▸ INFORMATION PROVIDED
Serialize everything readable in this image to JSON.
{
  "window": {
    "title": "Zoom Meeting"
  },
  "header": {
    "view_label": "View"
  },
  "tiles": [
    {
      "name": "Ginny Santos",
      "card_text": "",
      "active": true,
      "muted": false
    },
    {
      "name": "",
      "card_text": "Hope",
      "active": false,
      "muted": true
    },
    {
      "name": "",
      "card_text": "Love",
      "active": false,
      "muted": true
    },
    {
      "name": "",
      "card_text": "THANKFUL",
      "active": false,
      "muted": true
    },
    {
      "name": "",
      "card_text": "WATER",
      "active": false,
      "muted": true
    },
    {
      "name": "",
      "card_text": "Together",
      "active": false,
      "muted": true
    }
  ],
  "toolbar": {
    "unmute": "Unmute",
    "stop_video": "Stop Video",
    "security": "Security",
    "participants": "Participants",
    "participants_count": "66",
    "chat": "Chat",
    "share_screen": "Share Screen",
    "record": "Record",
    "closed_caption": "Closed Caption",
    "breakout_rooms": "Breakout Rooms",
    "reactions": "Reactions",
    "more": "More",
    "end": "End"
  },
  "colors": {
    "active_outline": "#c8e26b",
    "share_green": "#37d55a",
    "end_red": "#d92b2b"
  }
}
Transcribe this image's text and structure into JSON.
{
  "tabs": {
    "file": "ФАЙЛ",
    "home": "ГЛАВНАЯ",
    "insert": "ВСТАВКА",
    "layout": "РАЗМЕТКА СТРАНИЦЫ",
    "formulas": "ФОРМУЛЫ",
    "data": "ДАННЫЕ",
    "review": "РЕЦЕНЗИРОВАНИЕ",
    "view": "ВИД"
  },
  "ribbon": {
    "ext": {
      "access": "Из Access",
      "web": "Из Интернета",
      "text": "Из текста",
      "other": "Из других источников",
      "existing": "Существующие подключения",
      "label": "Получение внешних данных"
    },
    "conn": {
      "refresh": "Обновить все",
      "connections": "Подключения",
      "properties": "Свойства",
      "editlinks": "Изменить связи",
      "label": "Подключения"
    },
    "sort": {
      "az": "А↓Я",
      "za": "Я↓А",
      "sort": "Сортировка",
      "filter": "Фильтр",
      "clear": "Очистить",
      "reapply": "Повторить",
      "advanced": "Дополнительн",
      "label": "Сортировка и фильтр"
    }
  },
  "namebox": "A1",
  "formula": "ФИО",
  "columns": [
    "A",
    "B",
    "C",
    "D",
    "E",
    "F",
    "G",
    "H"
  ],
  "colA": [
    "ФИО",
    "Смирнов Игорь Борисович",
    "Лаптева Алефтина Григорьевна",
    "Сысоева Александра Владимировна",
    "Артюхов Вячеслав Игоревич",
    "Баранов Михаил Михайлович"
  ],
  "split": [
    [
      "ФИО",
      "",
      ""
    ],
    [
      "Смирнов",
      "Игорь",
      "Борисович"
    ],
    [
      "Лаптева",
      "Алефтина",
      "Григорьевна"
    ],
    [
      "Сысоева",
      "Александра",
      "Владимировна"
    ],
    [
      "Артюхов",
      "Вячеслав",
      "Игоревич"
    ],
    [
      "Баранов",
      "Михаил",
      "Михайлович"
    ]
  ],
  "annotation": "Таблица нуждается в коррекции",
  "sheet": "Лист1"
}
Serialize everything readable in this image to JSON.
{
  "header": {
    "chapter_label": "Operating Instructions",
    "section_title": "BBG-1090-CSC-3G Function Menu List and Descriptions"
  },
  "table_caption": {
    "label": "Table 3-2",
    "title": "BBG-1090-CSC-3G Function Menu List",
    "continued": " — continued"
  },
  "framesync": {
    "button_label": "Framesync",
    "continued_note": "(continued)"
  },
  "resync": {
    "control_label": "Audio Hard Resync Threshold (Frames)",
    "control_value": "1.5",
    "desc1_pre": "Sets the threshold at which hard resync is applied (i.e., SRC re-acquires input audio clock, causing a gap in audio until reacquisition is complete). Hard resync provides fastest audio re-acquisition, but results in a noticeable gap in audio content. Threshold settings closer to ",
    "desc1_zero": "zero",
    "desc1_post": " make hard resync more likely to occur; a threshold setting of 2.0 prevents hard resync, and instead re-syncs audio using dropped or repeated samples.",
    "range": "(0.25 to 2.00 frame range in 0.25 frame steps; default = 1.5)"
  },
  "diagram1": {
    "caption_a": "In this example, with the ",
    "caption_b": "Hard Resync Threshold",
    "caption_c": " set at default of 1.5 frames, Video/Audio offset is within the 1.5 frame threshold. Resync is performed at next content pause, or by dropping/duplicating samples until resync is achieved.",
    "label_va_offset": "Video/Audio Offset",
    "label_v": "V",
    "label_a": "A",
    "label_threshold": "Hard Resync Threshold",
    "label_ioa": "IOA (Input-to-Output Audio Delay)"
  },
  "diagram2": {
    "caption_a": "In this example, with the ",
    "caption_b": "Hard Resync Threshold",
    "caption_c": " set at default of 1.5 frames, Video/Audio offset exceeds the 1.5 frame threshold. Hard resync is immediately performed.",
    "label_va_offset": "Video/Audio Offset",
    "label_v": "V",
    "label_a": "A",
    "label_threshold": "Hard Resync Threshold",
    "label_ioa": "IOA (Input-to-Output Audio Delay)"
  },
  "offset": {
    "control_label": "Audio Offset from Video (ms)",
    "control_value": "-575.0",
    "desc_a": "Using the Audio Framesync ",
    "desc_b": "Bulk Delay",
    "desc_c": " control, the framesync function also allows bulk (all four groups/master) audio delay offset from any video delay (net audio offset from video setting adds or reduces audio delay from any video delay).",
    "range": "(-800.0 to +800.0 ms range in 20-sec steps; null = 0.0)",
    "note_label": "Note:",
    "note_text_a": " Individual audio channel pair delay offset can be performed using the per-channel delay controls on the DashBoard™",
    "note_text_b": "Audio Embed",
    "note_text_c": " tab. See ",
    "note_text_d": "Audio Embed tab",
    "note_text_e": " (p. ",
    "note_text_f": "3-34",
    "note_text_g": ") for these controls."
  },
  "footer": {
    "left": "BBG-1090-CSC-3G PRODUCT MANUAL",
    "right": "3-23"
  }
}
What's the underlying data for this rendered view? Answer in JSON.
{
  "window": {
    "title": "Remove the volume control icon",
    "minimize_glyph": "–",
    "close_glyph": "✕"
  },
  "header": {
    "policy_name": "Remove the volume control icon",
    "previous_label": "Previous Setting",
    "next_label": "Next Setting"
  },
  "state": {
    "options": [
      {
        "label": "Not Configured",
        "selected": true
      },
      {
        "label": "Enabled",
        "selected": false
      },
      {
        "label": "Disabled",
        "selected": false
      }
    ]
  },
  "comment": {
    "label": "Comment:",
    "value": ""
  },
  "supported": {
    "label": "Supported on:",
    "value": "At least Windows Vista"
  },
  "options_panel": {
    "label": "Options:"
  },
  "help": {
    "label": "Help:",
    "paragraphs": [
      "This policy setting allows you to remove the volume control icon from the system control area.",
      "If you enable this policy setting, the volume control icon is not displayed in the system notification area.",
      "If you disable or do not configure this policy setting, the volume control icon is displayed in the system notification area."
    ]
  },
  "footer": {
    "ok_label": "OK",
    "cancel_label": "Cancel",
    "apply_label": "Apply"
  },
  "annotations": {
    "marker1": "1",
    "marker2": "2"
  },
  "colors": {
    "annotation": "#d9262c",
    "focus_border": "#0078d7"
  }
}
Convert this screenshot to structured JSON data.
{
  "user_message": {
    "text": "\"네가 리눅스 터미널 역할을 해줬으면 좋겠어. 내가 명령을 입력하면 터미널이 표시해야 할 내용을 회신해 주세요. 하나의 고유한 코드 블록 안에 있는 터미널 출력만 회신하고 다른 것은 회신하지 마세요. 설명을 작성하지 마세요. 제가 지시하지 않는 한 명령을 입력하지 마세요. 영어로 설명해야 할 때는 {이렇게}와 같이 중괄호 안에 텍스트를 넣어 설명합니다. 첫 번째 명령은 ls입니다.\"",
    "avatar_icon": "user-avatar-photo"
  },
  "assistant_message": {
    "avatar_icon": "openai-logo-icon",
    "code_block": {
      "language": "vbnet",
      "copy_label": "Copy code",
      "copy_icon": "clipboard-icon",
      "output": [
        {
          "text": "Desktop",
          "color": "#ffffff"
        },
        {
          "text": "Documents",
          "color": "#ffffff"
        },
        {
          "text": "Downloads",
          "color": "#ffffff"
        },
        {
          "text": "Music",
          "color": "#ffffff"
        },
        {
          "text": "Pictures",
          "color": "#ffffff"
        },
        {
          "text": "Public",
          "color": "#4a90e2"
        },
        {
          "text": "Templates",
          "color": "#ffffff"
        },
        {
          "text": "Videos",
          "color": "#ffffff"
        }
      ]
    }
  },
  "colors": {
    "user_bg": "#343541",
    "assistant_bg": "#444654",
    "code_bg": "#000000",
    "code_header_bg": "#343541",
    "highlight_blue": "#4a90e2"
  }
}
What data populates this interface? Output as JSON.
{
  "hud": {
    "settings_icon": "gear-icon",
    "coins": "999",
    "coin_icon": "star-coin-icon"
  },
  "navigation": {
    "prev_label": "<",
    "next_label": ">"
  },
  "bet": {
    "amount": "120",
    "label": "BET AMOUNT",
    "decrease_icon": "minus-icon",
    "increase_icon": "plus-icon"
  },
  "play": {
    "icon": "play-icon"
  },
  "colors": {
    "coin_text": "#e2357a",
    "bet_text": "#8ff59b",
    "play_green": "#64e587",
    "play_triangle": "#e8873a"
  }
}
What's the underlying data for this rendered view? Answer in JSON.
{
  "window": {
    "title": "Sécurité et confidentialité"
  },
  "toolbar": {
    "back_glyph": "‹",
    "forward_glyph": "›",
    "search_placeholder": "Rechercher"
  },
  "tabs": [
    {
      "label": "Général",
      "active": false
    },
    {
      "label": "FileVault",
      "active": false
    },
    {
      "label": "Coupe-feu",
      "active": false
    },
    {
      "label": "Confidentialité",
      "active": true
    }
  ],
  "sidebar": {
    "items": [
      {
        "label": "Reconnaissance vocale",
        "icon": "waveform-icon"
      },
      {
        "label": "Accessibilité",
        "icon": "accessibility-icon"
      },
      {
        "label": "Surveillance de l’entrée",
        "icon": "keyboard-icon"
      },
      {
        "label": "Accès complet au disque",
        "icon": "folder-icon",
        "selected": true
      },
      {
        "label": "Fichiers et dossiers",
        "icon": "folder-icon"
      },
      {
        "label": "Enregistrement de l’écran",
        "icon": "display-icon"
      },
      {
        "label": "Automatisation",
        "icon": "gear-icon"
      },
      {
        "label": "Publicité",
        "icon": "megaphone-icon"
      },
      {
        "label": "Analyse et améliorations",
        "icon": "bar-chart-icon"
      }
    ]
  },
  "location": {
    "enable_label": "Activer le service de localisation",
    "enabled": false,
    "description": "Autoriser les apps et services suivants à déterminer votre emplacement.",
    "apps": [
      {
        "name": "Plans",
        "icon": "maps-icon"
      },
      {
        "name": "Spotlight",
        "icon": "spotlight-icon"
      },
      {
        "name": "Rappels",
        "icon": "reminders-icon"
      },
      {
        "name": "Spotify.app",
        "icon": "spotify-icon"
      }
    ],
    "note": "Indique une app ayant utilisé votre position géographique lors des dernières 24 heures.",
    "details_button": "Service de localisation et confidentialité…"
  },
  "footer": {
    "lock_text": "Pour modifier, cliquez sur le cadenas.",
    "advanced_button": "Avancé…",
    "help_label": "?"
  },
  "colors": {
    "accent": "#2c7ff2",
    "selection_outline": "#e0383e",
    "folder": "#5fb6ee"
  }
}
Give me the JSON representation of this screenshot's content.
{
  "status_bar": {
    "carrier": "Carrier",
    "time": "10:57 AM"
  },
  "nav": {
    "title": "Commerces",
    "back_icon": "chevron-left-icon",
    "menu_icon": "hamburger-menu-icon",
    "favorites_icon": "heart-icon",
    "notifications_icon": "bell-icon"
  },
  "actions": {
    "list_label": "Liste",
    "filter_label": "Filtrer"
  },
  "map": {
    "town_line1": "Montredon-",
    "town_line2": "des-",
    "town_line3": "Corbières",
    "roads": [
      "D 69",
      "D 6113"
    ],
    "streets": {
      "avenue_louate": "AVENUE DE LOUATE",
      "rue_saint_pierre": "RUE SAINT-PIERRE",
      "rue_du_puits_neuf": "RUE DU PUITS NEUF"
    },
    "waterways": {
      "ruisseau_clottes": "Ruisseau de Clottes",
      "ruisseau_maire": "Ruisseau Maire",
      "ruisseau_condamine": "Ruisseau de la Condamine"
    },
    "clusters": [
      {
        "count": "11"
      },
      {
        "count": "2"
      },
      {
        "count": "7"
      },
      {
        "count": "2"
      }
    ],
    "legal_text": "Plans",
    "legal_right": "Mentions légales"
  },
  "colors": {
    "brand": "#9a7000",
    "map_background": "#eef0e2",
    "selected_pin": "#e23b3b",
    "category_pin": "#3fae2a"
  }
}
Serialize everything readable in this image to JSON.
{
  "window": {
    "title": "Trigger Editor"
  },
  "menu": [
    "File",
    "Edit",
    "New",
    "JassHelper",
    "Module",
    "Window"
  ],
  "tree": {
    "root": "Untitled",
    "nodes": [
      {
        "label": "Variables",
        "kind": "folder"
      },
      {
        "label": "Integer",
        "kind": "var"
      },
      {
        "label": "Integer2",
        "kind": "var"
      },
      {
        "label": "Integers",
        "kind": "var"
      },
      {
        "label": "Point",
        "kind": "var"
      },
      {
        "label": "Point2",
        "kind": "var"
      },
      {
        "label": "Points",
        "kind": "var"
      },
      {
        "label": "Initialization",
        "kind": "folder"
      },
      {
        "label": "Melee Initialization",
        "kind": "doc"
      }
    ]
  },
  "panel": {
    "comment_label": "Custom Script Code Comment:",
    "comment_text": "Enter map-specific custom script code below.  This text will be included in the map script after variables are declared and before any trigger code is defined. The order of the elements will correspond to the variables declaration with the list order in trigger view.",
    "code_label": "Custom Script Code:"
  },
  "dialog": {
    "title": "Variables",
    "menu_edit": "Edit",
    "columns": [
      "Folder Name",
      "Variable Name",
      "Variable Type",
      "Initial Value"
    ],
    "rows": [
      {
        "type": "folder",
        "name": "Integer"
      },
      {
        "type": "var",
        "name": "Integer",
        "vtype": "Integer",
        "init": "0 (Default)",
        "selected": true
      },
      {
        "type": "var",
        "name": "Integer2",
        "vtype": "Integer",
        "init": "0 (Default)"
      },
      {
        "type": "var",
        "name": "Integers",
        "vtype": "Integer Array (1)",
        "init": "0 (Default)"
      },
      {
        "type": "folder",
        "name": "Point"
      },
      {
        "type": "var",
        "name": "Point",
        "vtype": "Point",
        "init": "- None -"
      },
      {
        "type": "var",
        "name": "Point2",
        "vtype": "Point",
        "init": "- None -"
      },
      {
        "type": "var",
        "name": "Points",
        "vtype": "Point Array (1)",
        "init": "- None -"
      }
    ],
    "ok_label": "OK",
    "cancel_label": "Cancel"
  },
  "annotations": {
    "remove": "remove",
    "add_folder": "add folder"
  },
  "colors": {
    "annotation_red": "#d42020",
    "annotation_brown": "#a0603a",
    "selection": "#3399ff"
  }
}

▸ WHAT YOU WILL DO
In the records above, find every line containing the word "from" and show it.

▸ EXERCISE SOLUTION
    "control_label": "Audio Offset from Video (ms)",
    "desc_c": " control, the framesync function also allows bulk (all four groups/master) audio delay offset from any video delay (net audio offset from video setting adds or reduces audio delay from any video delay).",
      "This policy setting allows you to remove the volume control icon from the system control area.",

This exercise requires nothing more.